### WHAT TO WORK ON
Check every line of the entries that follow, and copy the ones containing "ylabel".

### DATA IN THIS EXERCISE
· · · ·
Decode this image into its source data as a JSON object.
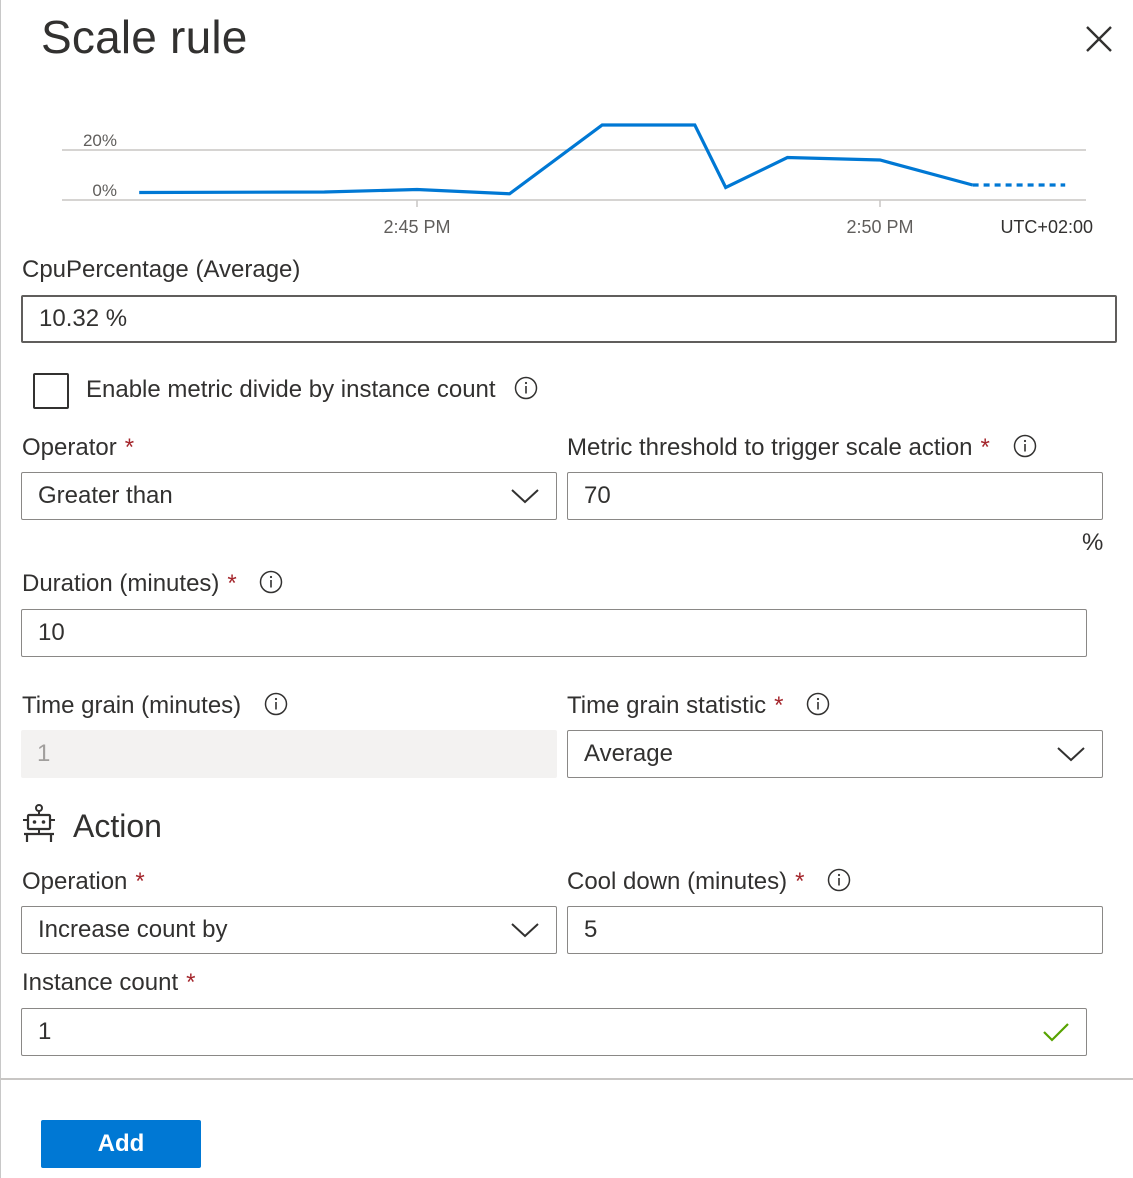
{
  "panel": {
    "title": "Scale rule",
    "close_icon": "close-icon"
  },
  "chart_data": {
    "type": "line",
    "yticks": [
      "0%",
      "20%"
    ],
    "xticks": [
      "2:45 PM",
      "2:50 PM"
    ],
    "timezone": "UTC+02:00",
    "series": [
      {
        "values": [
          {
            "x": "2:42 PM",
            "y": 3.0
          },
          {
            "x": "2:44 PM",
            "y": 3.2
          },
          {
            "x": "2:45 PM",
            "y": 4.2
          },
          {
            "x": "2:46 PM",
            "y": 2.5
          },
          {
            "x": "2:47 PM",
            "y": 30.0
          },
          {
            "x": "2:48 PM",
            "y": 30.0
          },
          {
            "x": "2:48:20 PM",
            "y": 5.0
          },
          {
            "x": "2:49 PM",
            "y": 17.0
          },
          {
            "x": "2:50 PM",
            "y": 16.0
          },
          {
            "x": "2:51 PM",
            "y": 6.0
          }
        ]
      },
      {
        "style": "dotted",
        "values": [
          {
            "x": "2:51 PM",
            "y": 6.0
          },
          {
            "x": "2:52 PM",
            "y": 6.0
          }
        ]
      }
    ],
    "color": "#0078d4",
    "ylim": [
      0,
      20
    ],
    "grid": true
  },
  "metric": {
    "label": "CpuPercentage (Average)",
    "value": "10.32 %"
  },
  "divide": {
    "label": "Enable metric divide by instance count",
    "checked": false
  },
  "operator": {
    "label": "Operator",
    "required": "*",
    "value": "Greater than"
  },
  "threshold": {
    "label": "Metric threshold to trigger scale action",
    "required": "*",
    "value": "70",
    "unit": "%"
  },
  "duration": {
    "label": "Duration (minutes)",
    "required": "*",
    "value": "10"
  },
  "time_grain": {
    "label": "Time grain (minutes)",
    "value": "1"
  },
  "time_grain_statistic": {
    "label": "Time grain statistic",
    "required": "*",
    "value": "Average"
  },
  "action": {
    "heading": "Action",
    "icon": "robot-icon"
  },
  "operation": {
    "label": "Operation",
    "required": "*",
    "value": "Increase count by"
  },
  "cooldown": {
    "label": "Cool down (minutes)",
    "required": "*",
    "value": "5"
  },
  "instance_count": {
    "label": "Instance count",
    "required": "*",
    "value": "1"
  },
  "footer": {
    "add_label": "Add"
  }
}
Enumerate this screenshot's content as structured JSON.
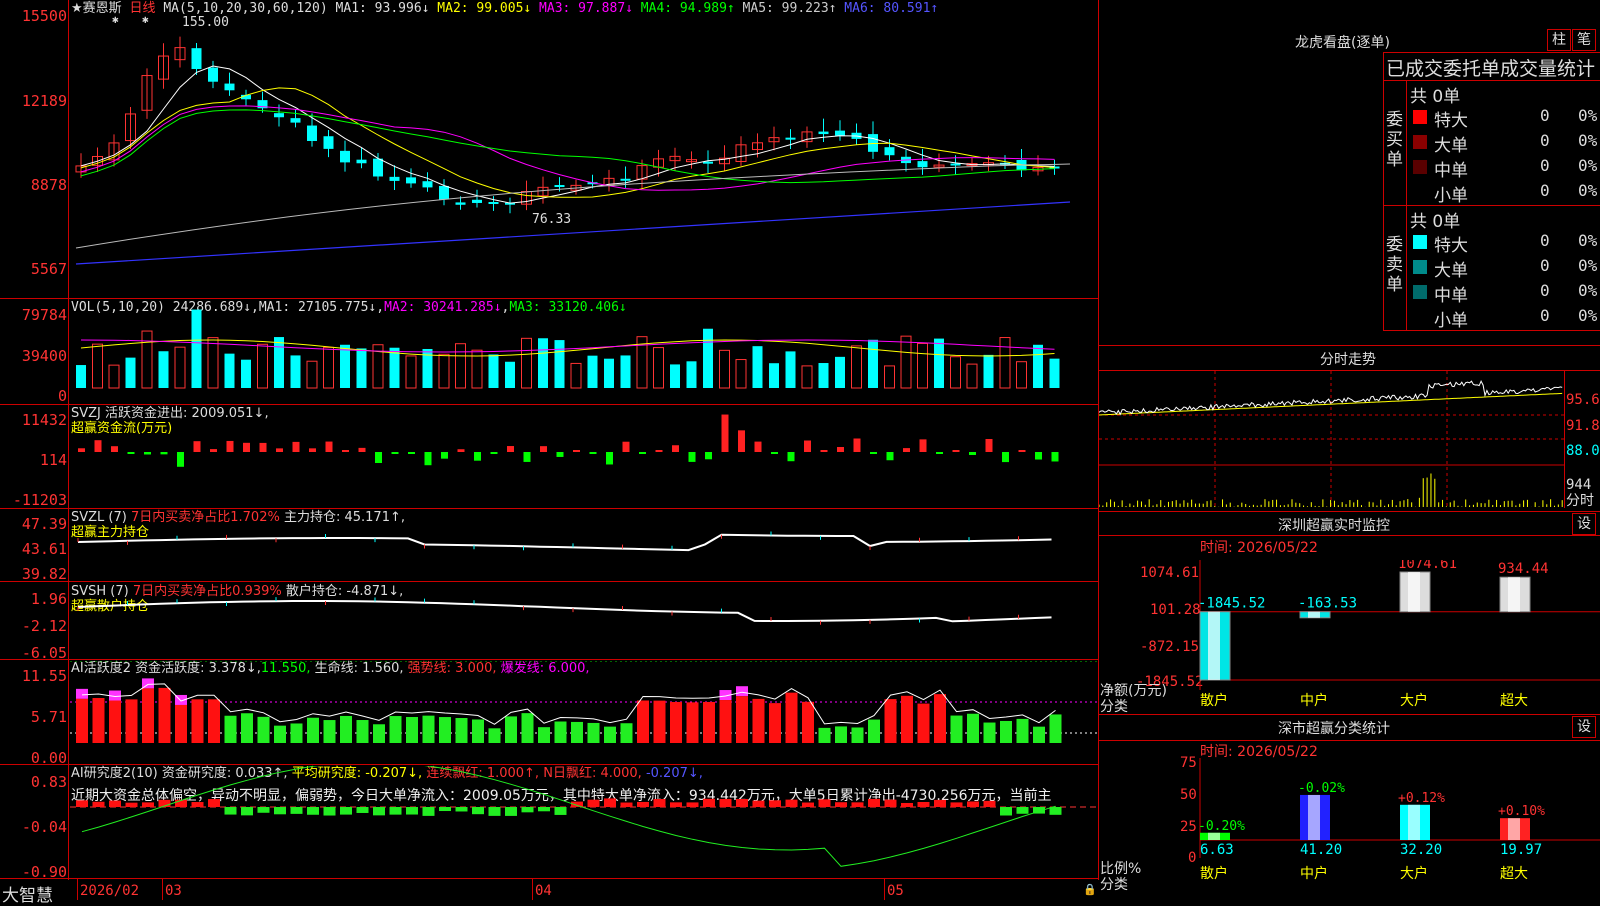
{
  "stock": {
    "name": "赛恩斯",
    "period": "日线",
    "star": "★"
  },
  "main_axis": {
    "labels": [
      "15500",
      "12189",
      "8878",
      "5567"
    ]
  },
  "main_legend": {
    "params": "MA(5,10,20,30,60,120)",
    "ma1": "MA1: 93.996↓",
    "ma2": "MA2: 99.005↓",
    "ma3": "MA3: 97.887↓",
    "ma4": "MA4: 94.989↑",
    "ma5": "MA5: 99.223↑",
    "ma6": "MA6: 80.591↑",
    "high_label": "155.00",
    "low_label": "76.33"
  },
  "vol": {
    "axis": [
      "79784",
      "39400",
      "0"
    ],
    "legend": {
      "params": "VOL(5,10,20)",
      "vol": "24286.689↓",
      "ma1": "MA1: 27105.775↓",
      "ma2": "MA2: 30241.285↓",
      "ma3": "MA3: 33120.406↓"
    }
  },
  "svzj": {
    "axis": [
      "11432",
      "114",
      "-11203"
    ],
    "legend1": "SVZJ  活跃资金进出: 2009.051↓,",
    "legend2": "超赢资金流(万元)"
  },
  "svzl": {
    "axis": [
      "47.39",
      "43.61",
      "39.82"
    ],
    "legend_a": "SVZL (7)",
    "legend_b": "7日内买卖净占比1.702%",
    "legend_c": "主力持仓: 45.171↑,",
    "legend2": "超赢主力持仓"
  },
  "svsh": {
    "axis": [
      "1.96",
      "-2.12",
      "-6.05"
    ],
    "legend_a": "SVSH (7)",
    "legend_b": "7日内买卖净占比0.939%",
    "legend_c": "散户持仓: -4.871↓,",
    "legend2": "超赢散户持仓"
  },
  "ai2": {
    "axis": [
      "11.55",
      "5.71",
      "0.00"
    ],
    "legend_a": "AI活跃度2 资金活跃度: 3.378↓,",
    "legend_b": "11.550,",
    "legend_c": "生命线: 1.560,",
    "legend_d": "强势线: 3.000,",
    "legend_e": "爆发线: 6.000,"
  },
  "ai_research": {
    "axis": [
      "0.83",
      "-0.04",
      "-0.90"
    ],
    "legend_a": "AI研究度2(10) 资金研究度: 0.033↑,",
    "legend_b": "平均研究度: -0.207↓,",
    "legend_c": "连续飘红: 1.000↑,",
    "legend_d": "N日飘红: 4.000,",
    "legend_e": "-0.207↓,",
    "comment": "近期大资金总体偏空，异动不明显，偏弱势，今日大单净流入：2009.05万元，其中特大单净流入：934.442万元，大单5日累计净出-4730.256万元，当前主"
  },
  "bottom_axis": {
    "brand": "大智慧",
    "dates": [
      "2026/02",
      "03",
      "04",
      "05"
    ]
  },
  "dragon_tiger": {
    "title": "龙虎看盘(逐单)",
    "btn_bar": "柱",
    "btn_stroke": "笔",
    "stats_title": "已成交委托单成交量统计"
  },
  "buy_orders": {
    "side_label": "委买单",
    "total": "共 0单",
    "rows": [
      {
        "label": "特大",
        "count": "0",
        "pct": "0%",
        "color": "#ff0000"
      },
      {
        "label": "大单",
        "count": "0",
        "pct": "0%",
        "color": "#8b0000"
      },
      {
        "label": "中单",
        "count": "0",
        "pct": "0%",
        "color": "#5a0000"
      },
      {
        "label": "小单",
        "count": "0",
        "pct": "0%",
        "color": "#000000"
      }
    ]
  },
  "sell_orders": {
    "side_label": "委卖单",
    "total": "共 0单",
    "rows": [
      {
        "label": "特大",
        "count": "0",
        "pct": "0%",
        "color": "#00ffff"
      },
      {
        "label": "大单",
        "count": "0",
        "pct": "0%",
        "color": "#008b8b"
      },
      {
        "label": "中单",
        "count": "0",
        "pct": "0%",
        "color": "#006b6b"
      },
      {
        "label": "小单",
        "count": "0",
        "pct": "0%",
        "color": "#000000"
      }
    ]
  },
  "intraday": {
    "title": "分时走势",
    "axis": [
      "95.60",
      "91.80",
      "88.00",
      "944",
      "分时"
    ]
  },
  "realtime": {
    "title": "深圳超赢实时监控",
    "set": "设",
    "time": "时间: 2026/05/22",
    "axis": [
      "1074.61",
      "101.28",
      "-872.15",
      "-1845.52"
    ],
    "ylabel": "净额(万元)",
    "xlabel": "分类"
  },
  "classify": {
    "title": "深市超赢分类统计",
    "set": "设",
    "time": "时间: 2026/05/22",
    "axis": [
      "75",
      "50",
      "25",
      "0"
    ],
    "ylabel": "比例%",
    "xlabel": "分类"
  },
  "chart_data": [
    {
      "type": "bar",
      "title": "深圳超赢实时监控",
      "ylabel": "净额(万元)",
      "xlabel": "分类",
      "categories": [
        "散户",
        "中户",
        "大户",
        "超大"
      ],
      "values": [
        -1845.52,
        -163.53,
        1074.61,
        934.44
      ],
      "value_labels": [
        "-1845.52",
        "-163.53",
        "1074.61",
        "934.44"
      ],
      "ylim": [
        -1845.52,
        1074.61
      ]
    },
    {
      "type": "bar",
      "title": "深市超赢分类统计",
      "ylabel": "比例%",
      "xlabel": "分类",
      "categories": [
        "散户",
        "中户",
        "大户",
        "超大"
      ],
      "values": [
        6.63,
        41.2,
        32.2,
        19.97
      ],
      "value_labels": [
        "6.63",
        "41.20",
        "32.20",
        "19.97"
      ],
      "changes": [
        "-0.20%",
        "-0.02%",
        "+0.12%",
        "+0.10%"
      ],
      "colors": [
        "#00ff00",
        "#2222ff",
        "#00ffff",
        "#ff2222"
      ],
      "ylim": [
        0,
        75
      ]
    }
  ]
}
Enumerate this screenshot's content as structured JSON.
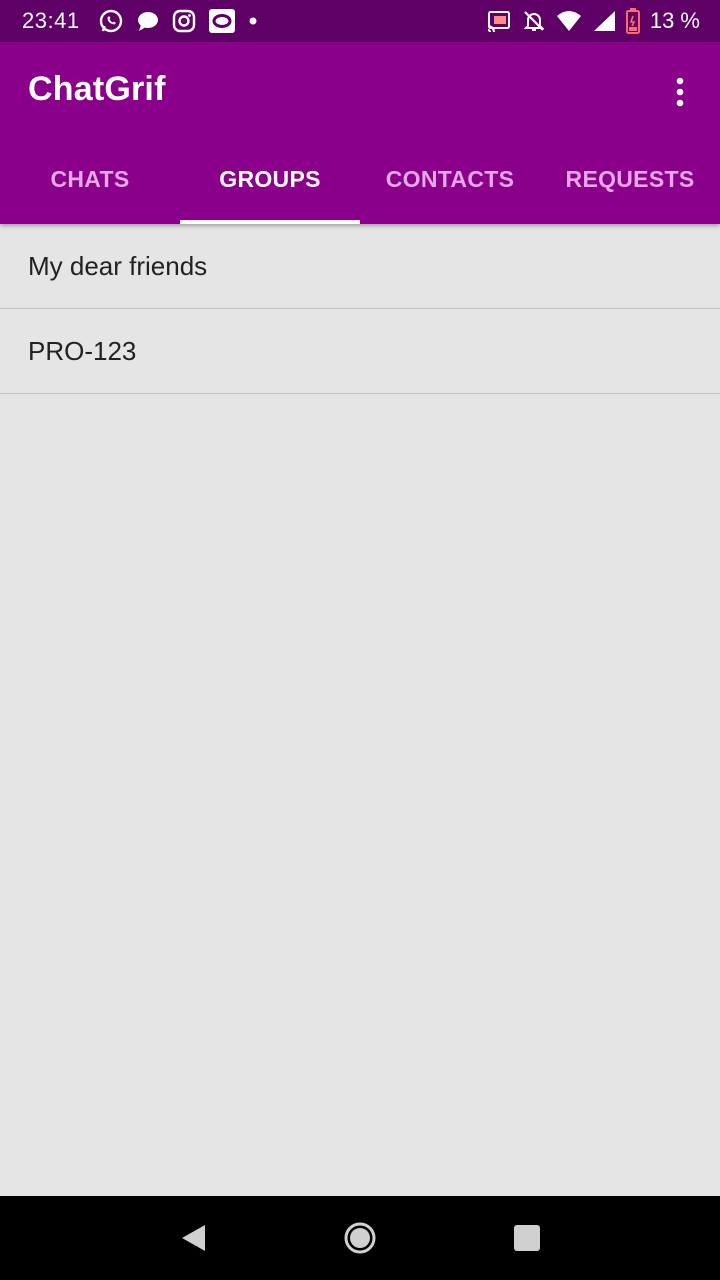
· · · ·
### OUTPUT FOR THIS TASK
    "ylabel": "净额(万元)",
    "ylabel": "比例%",
      "ylabel": "净额(万元)",
      "ylabel": "比例%",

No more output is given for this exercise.